There is already a significant number of forms of birth control available to the public today, however many of them – if any at all – don’t come with ease. Now, thanks to a new research team based at the Georgia Institute of Technology, a new form of easily accessible (and applicable) form of birth control has been invented, and this time it’s a long-acting birth control patch.
How is it so easy? Well, individuals can simply press the patch into their arm or leg for five seconds to get a full month’s dose of birth control within seconds, according to NBC News report. The researchers said they hope their work leads to a lower-cost, more accessible contraceptive option in the future, says NBC News.
So, how does it work? Well, the birth control patch uses microscopic needles that break off and then remain under the surface of your skin, according to the media release. The microscopic needles then slowly biodegrade and release the hormone levonorgestrel throughout the month, according to the media release. However, because the word “needles” is involved, the team has noticed that the patch has had some-what of a anxiety-inducing effect, although it’s actually the same technology the Georgia Institute of Technology researchers used to develop a flu vaccine patch back in 2017, according to NBC News. During clinical trials, people who tried the micro needle flu patch said it was easy to use and completely painless, says NBC News.
According to the researchers, most long-acting birth control methods are more reliable than the pill or condom, but they require administration by a health professional, says CBS News. That can limit patient access to contraceptives, CBS News reports. “Our goal is for women to be able to self-administer long-acting contraceptives with the micro needle patch that would be applied for five seconds just once a month,” Mark Prausnitz, a professor in the bioengineering program at Georgia Institute of Technology and one of the researchers helping lead the effort, said in a statement to CBS.
The American College of Obstetrics and Gynecologists (also known as ACOG) named unplanned pregnancy a “major public health problem” in the United States back in 2015, stating that around 50 percent of pregnancies in the United States are unplanned.
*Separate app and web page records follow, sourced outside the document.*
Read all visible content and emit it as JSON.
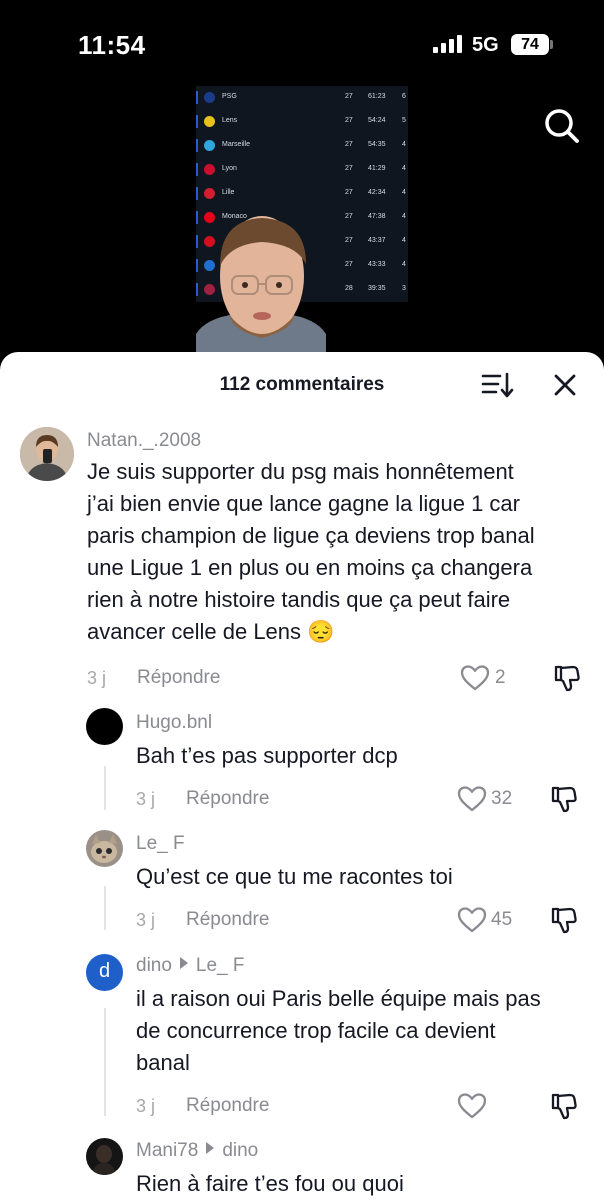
{
  "status_bar": {
    "time": "11:54",
    "network": "5G",
    "battery": "74"
  },
  "video": {
    "standings": [
      {
        "team": "PSG",
        "played": "27",
        "goals": "61:23",
        "points": "6",
        "badge_color": "#1a3a8a"
      },
      {
        "team": "Lens",
        "played": "27",
        "goals": "54:24",
        "points": "5",
        "badge_color": "#e8c020"
      },
      {
        "team": "Marseille",
        "played": "27",
        "goals": "54:35",
        "points": "4",
        "badge_color": "#2fa6de"
      },
      {
        "team": "Lyon",
        "played": "27",
        "goals": "41:29",
        "points": "4",
        "badge_color": "#c8102e"
      },
      {
        "team": "Lille",
        "played": "27",
        "goals": "42:34",
        "points": "4",
        "badge_color": "#d01f2f"
      },
      {
        "team": "Monaco",
        "played": "27",
        "goals": "47:38",
        "points": "4",
        "badge_color": "#e2001a"
      },
      {
        "team": "",
        "played": "27",
        "goals": "43:37",
        "points": "4",
        "badge_color": "#d10f1f"
      },
      {
        "team": "",
        "played": "27",
        "goals": "43:33",
        "points": "4",
        "badge_color": "#1f6fd1"
      },
      {
        "team": "",
        "played": "28",
        "goals": "39:35",
        "points": "3",
        "badge_color": "#a02040"
      }
    ]
  },
  "sheet": {
    "title": "112 commentaires",
    "comments": [
      {
        "username": "Natan._.2008",
        "reply_to": "",
        "text_lines": [
          "Je suis supporter du psg mais honnêtement",
          "j’ai bien envie que lance gagne la ligue 1 car",
          "paris champion de ligue ça deviens trop banal",
          "une Ligue 1 en plus ou en moins ça changera",
          "rien à notre histoire tandis que ça peut faire",
          "avancer celle de Lens 😔"
        ],
        "time": "3 j",
        "reply_label": "Répondre",
        "likes": "2"
      },
      {
        "username": "Hugo.bnl",
        "reply_to": "",
        "text_lines": [
          "Bah t’es pas supporter dcp"
        ],
        "time": "3 j",
        "reply_label": "Répondre",
        "likes": "32"
      },
      {
        "username": "Le_ F",
        "reply_to": "",
        "text_lines": [
          "Qu’est ce que tu me racontes toi"
        ],
        "time": "3 j",
        "reply_label": "Répondre",
        "likes": "45"
      },
      {
        "username": "dino",
        "reply_to": "Le_ F",
        "avatar_letter": "d",
        "text_lines": [
          "il a raison oui Paris belle équipe mais pas",
          "de concurrence trop facile ca devient",
          "banal"
        ],
        "time": "3 j",
        "reply_label": "Répondre",
        "likes": ""
      },
      {
        "username": "Mani78",
        "reply_to": "dino",
        "text_lines": [
          "Rien à faire t’es fou ou quoi"
        ],
        "time": "",
        "reply_label": "",
        "likes": ""
      }
    ]
  },
  "colors": {
    "accent_blue": "#1f5fc9",
    "text_dark": "#161823",
    "text_grey": "#8a8b91"
  }
}
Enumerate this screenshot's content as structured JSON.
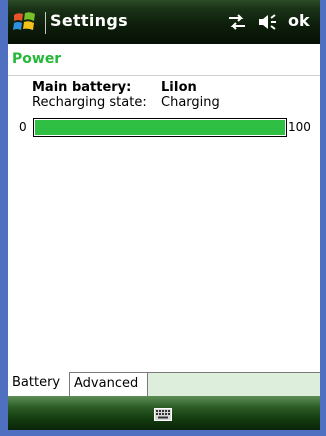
{
  "window": {
    "title": "Settings",
    "ok_label": "ok",
    "start_icon": "windows-flag-icon",
    "connectivity_icon": "connectivity-icon",
    "volume_icon": "volume-icon"
  },
  "page": {
    "heading": "Power"
  },
  "battery": {
    "main_label": "Main battery:",
    "main_value": "LiIon",
    "state_label": "Recharging state:",
    "state_value": "Charging",
    "level_min": "0",
    "level_max": "100",
    "level_percent": 100
  },
  "tabs": [
    {
      "label": "Battery",
      "selected": true
    },
    {
      "label": "Advanced",
      "selected": false
    }
  ],
  "bottom": {
    "keyboard_icon": "keyboard-icon"
  },
  "colors": {
    "heading": "#27b83a",
    "progress_fill": "#2fbf42",
    "frame": "#4f6fc0"
  }
}
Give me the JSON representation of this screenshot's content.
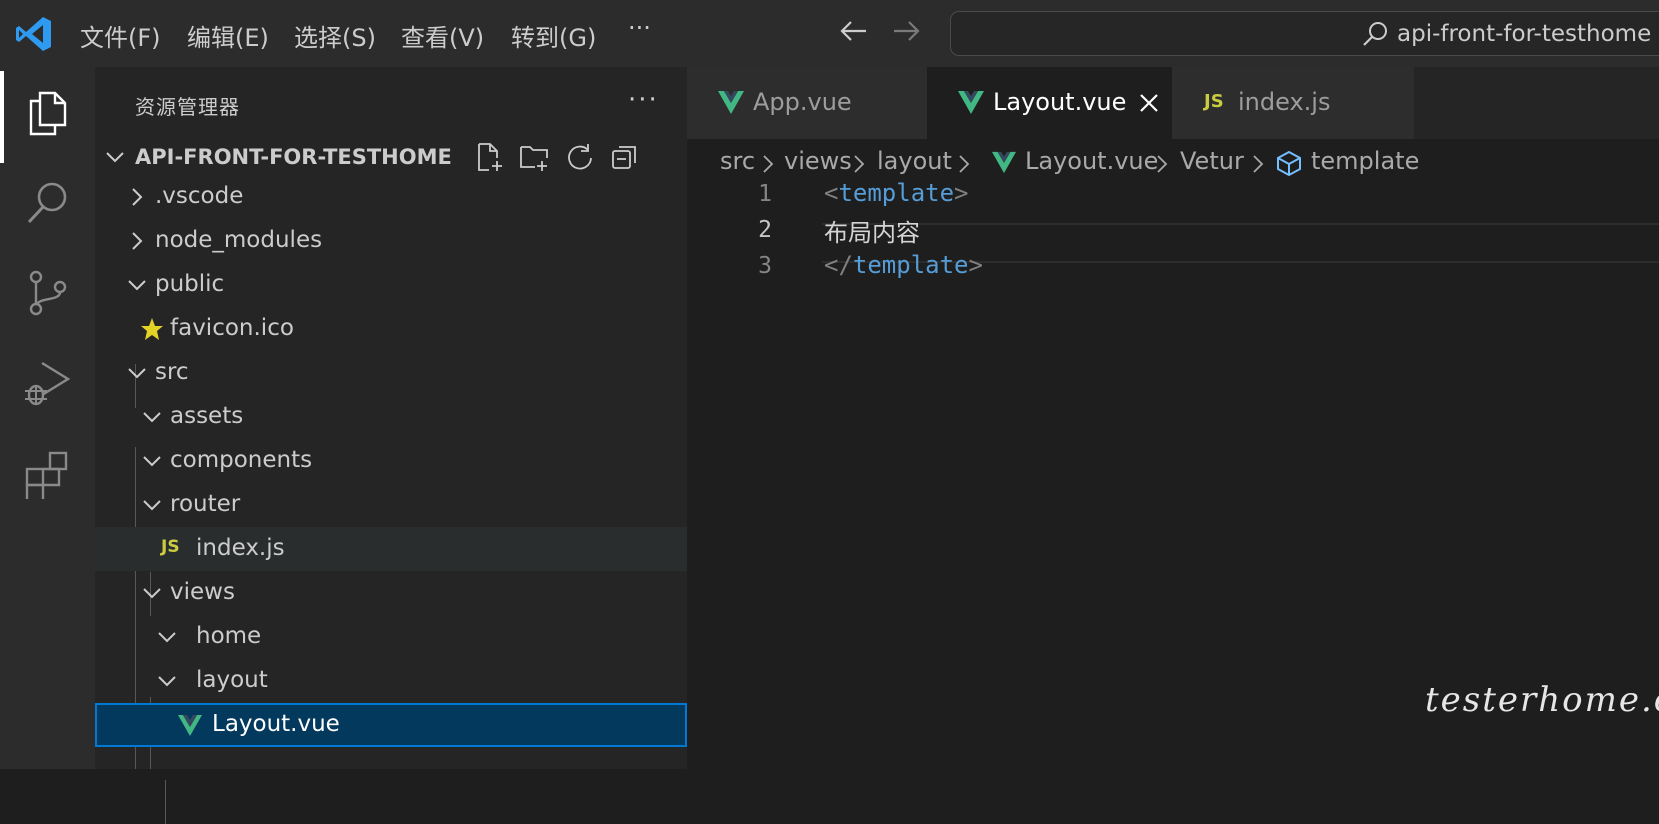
{
  "titlebar": {
    "menu": [
      "文件(F)",
      "编辑(E)",
      "选择(S)",
      "查看(V)",
      "转到(G)",
      "···"
    ],
    "search_text": "api-front-for-testhome",
    "icons": [
      "vscode-logo",
      "arrow-left-icon",
      "arrow-right-icon",
      "search-icon"
    ]
  },
  "activitybar": {
    "items": [
      "explorer-icon",
      "search-icon",
      "source-control-icon",
      "run-debug-icon",
      "extensions-icon"
    ]
  },
  "sidebar": {
    "title": "资源管理器",
    "more": "···",
    "project": "API-FRONT-FOR-TESTHOME",
    "tree": [
      {
        "label": ".vscode",
        "type": "folder",
        "expanded": false
      },
      {
        "label": "node_modules",
        "type": "folder",
        "expanded": false
      },
      {
        "label": "public",
        "type": "folder",
        "expanded": true
      },
      {
        "label": "favicon.ico",
        "type": "file"
      },
      {
        "label": "src",
        "type": "folder",
        "expanded": true
      },
      {
        "label": "assets",
        "type": "folder",
        "expanded": true
      },
      {
        "label": "components",
        "type": "folder",
        "expanded": true
      },
      {
        "label": "router",
        "type": "folder",
        "expanded": true
      },
      {
        "label": "index.js",
        "type": "file"
      },
      {
        "label": "views",
        "type": "folder",
        "expanded": true
      },
      {
        "label": "home",
        "type": "folder",
        "expanded": true
      },
      {
        "label": "layout",
        "type": "folder",
        "expanded": true
      },
      {
        "label": "Layout.vue",
        "type": "file",
        "selected": true
      }
    ],
    "js_badge": "JS"
  },
  "tabs": [
    {
      "label": "App.vue",
      "active": false
    },
    {
      "label": "Layout.vue",
      "active": true
    },
    {
      "label": "index.js",
      "active": false
    }
  ],
  "breadcrumb": [
    "src",
    "views",
    "layout",
    "Layout.vue",
    "Vetur",
    "template"
  ],
  "editor": {
    "lines": [
      {
        "num": "1",
        "open": "<",
        "tag": "template",
        "close": ">"
      },
      {
        "num": "2",
        "text": "布局内容"
      },
      {
        "num": "3",
        "open": "</",
        "tag": "template",
        "close": ">"
      }
    ],
    "current_line": 2
  },
  "watermark": "testerhome.com",
  "colors": {
    "accent": "#0078d4",
    "vue_green": "#41b883",
    "js_yellow": "#cbcb41",
    "tag_blue": "#569cd6",
    "selection": "#04395e"
  }
}
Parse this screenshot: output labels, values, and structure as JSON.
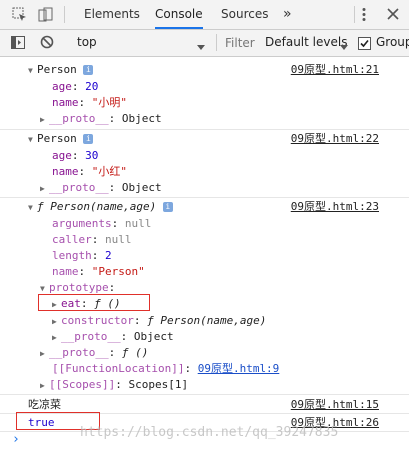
{
  "tabs": {
    "elements": "Elements",
    "console": "Console",
    "sources": "Sources",
    "more": "»"
  },
  "toolbar": {
    "context": "top",
    "filter_placeholder": "Filter",
    "levels": "Default levels",
    "group_label": "Group"
  },
  "colors": {
    "accent": "#1a73e8",
    "highlight_border": "#e0302a"
  },
  "console": {
    "p1": {
      "title": "Person",
      "age_key": "age",
      "age_val": "20",
      "name_key": "name",
      "name_val": "\"小明\"",
      "proto_key": "__proto__",
      "proto_val": "Object",
      "link": "09原型.html:21"
    },
    "p2": {
      "title": "Person",
      "age_key": "age",
      "age_val": "30",
      "name_key": "name",
      "name_val": "\"小红\"",
      "proto_key": "__proto__",
      "proto_val": "Object",
      "link": "09原型.html:22"
    },
    "fn": {
      "title": "ƒ Person(name,age)",
      "link": "09原型.html:23",
      "arguments_key": "arguments",
      "arguments_val": "null",
      "caller_key": "caller",
      "caller_val": "null",
      "length_key": "length",
      "length_val": "2",
      "name_key": "name",
      "name_val": "\"Person\"",
      "prototype_key": "prototype",
      "eat_key": "eat",
      "eat_val": "ƒ ()",
      "ctor_key": "constructor",
      "ctor_val": "ƒ Person(name,age)",
      "pproto_key": "__proto__",
      "pproto_val": "Object",
      "fproto_key": "__proto__",
      "fproto_val": "ƒ ()",
      "floc_key": "[[FunctionLocation]]",
      "floc_val": "09原型.html:9",
      "scopes_key": "[[Scopes]]",
      "scopes_val": "Scopes[1]"
    },
    "log1": {
      "text": "吃凉菜",
      "link": "09原型.html:15"
    },
    "log2": {
      "text": "true",
      "link": "09原型.html:26"
    }
  },
  "watermark": "https://blog.csdn.net/qq_39247835"
}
The ACOG says oral birth control and condoms have a high failure rate, in part because people don’t typically use them as they’re designed to be used or directed, which is essentially why the ACOG recommends long-acting birth control methods like IUDs and implants as oppose to other forms of birth control, meaning that users don’t have to worry about remembering to take a pill or put on a condom. Although according to the University of Wisconsin, which supports the researchers’ assertions that IUDs and implants can be expensive, you will have to see a doctor to have one inserted or implanted.
While it’s likely that it will still going to be quite some time before you see a birth control patch on the market and accessible by the general public, according to the news release, the team at Georgia Tech has only tested the long-acting birth control patch on rats and will need to further test them on humans before launching them into the public.
“We do not yet know how the contraceptive micro needle patches would work in humans,” Mark Prausnitz, a Regents Professor in the School of Chemical and Biomolecular Engineering at the Georgia Institute of Technology and the paper’s corresponding author, said in the news release. “Because we are using a well-established . contraceptive hormone, we are optimistic that the patch will be an effective contraceptive,” he continued.